Silence surrounded them as Kathryn inspected each little treasure. The way she cosseted each item, smiling at him with the light in her eyes, he felt like drowning once more.

Then Kathryn frowned as she rubbed her chest for she felt some irritation. She had been doing that since they'd sat down on the rug, but he'd thought it could be just her overflowing happiness. Now he too, frowned. She had not noticed it when Chakotay's arm had been so protectively around her when they left he market. Now she opened her jacket, surprised when two feathers fell to the floor, one the colour of teal and the other a shade of coral. Her eyes lit up again as she recalled some mystical occurrence.

Kathryn told him about the cloth at the market stall, how she told the seller she didn't believe in magic when he suggested the fabric was speaking to her. Albemarle had told her how she was a person of scientific absolutes, that she would remain unconvinced and sceptical about the mystery of things.

And do you believe him now?

She told him how the fabric vibrated as she caressed it, that her scepticism had been tested in those moments.

I always sensed the restlessness on you even when you were at rest, he said, touching her cheek.

She told him how, in those moments all the fight left her because she began to believe the truth of Albemarle's words, that she had herself arrived without any fanfare at the truth.

What was the truth, Kathryn?

Albemarle spoke about the sia and tolai, how the cloths were only perfect when they co-existed more than what the complemented each other.

Sia and Tolai, Chakotay mused. Coral and teal, like these two feathers.

She told him how, when she looked up, she saw him, and how in that very moment peace descended upon her like a dove.

Chakotay picked up one feather, twisting it gently between his fingers. How was it possible? he wondered. The he drew in is breath. It was better that he not ponder on the mystery of the feathers, but rather that he accept it.

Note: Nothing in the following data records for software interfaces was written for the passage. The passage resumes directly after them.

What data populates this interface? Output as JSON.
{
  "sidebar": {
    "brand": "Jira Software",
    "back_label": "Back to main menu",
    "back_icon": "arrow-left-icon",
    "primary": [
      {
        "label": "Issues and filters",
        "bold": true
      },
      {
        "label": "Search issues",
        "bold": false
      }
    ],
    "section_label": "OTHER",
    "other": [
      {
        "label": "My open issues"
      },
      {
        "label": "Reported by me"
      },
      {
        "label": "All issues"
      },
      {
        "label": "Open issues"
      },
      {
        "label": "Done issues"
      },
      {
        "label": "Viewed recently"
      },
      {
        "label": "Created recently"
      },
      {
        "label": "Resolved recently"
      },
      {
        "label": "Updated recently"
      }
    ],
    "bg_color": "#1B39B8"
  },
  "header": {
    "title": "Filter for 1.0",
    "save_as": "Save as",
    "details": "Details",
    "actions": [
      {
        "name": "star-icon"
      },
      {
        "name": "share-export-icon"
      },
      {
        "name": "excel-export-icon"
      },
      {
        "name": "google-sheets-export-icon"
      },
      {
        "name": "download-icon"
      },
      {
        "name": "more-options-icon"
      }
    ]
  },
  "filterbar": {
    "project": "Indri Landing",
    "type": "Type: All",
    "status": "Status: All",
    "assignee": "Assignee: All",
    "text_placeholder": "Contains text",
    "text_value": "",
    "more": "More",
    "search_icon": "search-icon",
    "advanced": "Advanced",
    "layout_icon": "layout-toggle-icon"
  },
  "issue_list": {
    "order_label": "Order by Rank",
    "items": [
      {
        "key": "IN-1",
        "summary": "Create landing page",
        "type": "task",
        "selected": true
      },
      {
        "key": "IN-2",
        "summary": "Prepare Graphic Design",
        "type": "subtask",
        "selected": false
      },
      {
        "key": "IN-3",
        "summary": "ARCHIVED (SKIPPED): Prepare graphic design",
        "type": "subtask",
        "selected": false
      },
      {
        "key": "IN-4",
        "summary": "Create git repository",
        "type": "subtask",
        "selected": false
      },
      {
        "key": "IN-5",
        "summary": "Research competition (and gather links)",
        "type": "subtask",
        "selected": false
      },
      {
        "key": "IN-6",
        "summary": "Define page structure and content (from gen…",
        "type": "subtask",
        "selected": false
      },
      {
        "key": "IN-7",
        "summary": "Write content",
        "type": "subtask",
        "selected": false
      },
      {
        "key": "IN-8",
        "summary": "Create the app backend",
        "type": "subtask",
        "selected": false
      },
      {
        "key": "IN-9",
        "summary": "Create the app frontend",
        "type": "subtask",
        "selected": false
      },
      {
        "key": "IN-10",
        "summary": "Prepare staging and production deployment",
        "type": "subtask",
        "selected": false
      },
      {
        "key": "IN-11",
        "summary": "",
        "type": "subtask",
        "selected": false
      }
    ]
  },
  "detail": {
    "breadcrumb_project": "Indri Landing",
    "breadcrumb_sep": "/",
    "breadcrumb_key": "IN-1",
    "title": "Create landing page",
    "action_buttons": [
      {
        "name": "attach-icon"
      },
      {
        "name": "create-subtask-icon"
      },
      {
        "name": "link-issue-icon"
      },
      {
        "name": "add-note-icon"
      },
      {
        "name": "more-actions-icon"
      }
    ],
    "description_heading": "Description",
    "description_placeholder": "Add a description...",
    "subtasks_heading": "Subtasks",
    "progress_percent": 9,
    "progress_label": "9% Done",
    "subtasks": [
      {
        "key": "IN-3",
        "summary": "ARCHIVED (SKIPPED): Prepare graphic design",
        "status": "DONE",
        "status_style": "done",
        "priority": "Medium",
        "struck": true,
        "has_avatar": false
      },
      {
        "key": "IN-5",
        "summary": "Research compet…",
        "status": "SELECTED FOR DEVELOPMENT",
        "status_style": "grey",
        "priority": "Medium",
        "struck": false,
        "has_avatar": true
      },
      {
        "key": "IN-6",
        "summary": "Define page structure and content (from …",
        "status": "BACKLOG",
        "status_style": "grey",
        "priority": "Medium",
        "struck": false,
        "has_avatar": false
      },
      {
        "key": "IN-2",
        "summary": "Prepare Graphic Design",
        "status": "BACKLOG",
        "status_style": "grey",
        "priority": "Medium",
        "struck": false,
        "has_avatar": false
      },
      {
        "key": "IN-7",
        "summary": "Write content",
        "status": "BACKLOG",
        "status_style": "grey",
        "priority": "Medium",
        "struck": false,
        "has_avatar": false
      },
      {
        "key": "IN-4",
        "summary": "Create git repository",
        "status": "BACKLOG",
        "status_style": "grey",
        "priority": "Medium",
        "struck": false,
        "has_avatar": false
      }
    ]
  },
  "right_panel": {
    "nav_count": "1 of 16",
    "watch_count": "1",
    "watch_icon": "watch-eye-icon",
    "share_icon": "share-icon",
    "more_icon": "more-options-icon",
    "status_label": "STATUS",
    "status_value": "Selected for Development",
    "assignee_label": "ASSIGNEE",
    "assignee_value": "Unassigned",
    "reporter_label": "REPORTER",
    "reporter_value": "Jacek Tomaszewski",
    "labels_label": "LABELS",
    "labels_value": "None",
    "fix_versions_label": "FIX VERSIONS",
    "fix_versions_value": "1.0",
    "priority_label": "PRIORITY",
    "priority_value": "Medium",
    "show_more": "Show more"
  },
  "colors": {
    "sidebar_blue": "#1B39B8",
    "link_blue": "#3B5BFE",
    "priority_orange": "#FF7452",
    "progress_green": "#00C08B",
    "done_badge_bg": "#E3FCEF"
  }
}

What will you do with it? he asked eventually.

She answered that she would let it join the watch and the bracelet in her medicine bundle.

"Then I am happy, Kathryn."